§ Action item
Will you give every entry again exactly as it stands?

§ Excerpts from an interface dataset
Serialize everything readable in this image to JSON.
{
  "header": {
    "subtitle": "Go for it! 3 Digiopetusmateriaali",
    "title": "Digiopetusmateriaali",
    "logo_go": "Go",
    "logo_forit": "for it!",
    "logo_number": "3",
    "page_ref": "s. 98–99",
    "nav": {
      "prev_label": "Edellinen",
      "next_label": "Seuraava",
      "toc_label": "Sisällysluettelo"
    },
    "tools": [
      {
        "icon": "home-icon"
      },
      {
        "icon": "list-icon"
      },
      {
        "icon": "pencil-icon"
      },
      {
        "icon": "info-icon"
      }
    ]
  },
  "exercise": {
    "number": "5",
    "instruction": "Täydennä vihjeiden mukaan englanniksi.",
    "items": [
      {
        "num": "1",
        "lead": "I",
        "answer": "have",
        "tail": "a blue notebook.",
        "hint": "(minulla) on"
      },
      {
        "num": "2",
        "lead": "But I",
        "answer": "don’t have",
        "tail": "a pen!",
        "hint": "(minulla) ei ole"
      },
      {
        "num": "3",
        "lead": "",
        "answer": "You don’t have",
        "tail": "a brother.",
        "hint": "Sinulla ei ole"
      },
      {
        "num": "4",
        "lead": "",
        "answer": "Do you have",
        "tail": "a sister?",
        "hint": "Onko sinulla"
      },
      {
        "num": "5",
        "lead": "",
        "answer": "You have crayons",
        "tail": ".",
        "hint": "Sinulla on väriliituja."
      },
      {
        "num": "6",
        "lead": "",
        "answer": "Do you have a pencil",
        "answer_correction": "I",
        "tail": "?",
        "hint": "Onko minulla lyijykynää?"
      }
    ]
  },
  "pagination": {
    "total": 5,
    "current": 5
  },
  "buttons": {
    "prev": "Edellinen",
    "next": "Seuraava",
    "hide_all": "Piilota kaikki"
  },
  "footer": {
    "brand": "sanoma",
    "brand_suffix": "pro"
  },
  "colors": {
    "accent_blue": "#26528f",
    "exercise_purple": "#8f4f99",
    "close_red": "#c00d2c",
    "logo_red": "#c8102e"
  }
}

§ Exercise answer
Serialize everything readable in this image to JSON.
{
  "header": {
    "subtitle": "Go for it! 3 Digiopetusmateriaali",
    "title": "Digiopetusmateriaali",
    "logo_go": "Go",
    "logo_forit": "for it!",
    "logo_number": "3",
    "page_ref": "s. 98–99",
    "nav": {
      "prev_label": "Edellinen",
      "next_label": "Seuraava",
      "toc_label": "Sisällysluettelo"
    },
    "tools": [
      {
        "icon": "home-icon"
      },
      {
        "icon": "list-icon"
      },
      {
        "icon": "pencil-icon"
      },
      {
        "icon": "info-icon"
      }
    ]
  },
  "exercise": {
    "number": "5",
    "instruction": "Täydennä vihjeiden mukaan englanniksi.",
    "items": [
      {
        "num": "1",
        "lead": "I",
        "answer": "have",
        "tail": "a blue notebook.",
        "hint": "(minulla) on"
      },
      {
        "num": "2",
        "lead": "But I",
        "answer": "don’t have",
        "tail": "a pen!",
        "hint": "(minulla) ei ole"
      },
      {
        "num": "3",
        "lead": "",
        "answer": "You don’t have",
        "tail": "a brother.",
        "hint": "Sinulla ei ole"
      },
      {
        "num": "4",
        "lead": "",
        "answer": "Do you have",
        "tail": "a sister?",
        "hint": "Onko sinulla"
      },
      {
        "num": "5",
        "lead": "",
        "answer": "You have crayons",
        "tail": ".",
        "hint": "Sinulla on väriliituja."
      },
      {
        "num": "6",
        "lead": "",
        "answer": "Do you have a pencil",
        "answer_correction": "I",
        "tail": "?",
        "hint": "Onko minulla lyijykynää?"
      }
    ]
  },
  "pagination": {
    "total": 5,
    "current": 5
  },
  "buttons": {
    "prev": "Edellinen",
    "next": "Seuraava",
    "hide_all": "Piilota kaikki"
  },
  "footer": {
    "brand": "sanoma",
    "brand_suffix": "pro"
  },
  "colors": {
    "accent_blue": "#26528f",
    "exercise_purple": "#8f4f99",
    "close_red": "#c00d2c",
    "logo_red": "#c8102e"
  }
}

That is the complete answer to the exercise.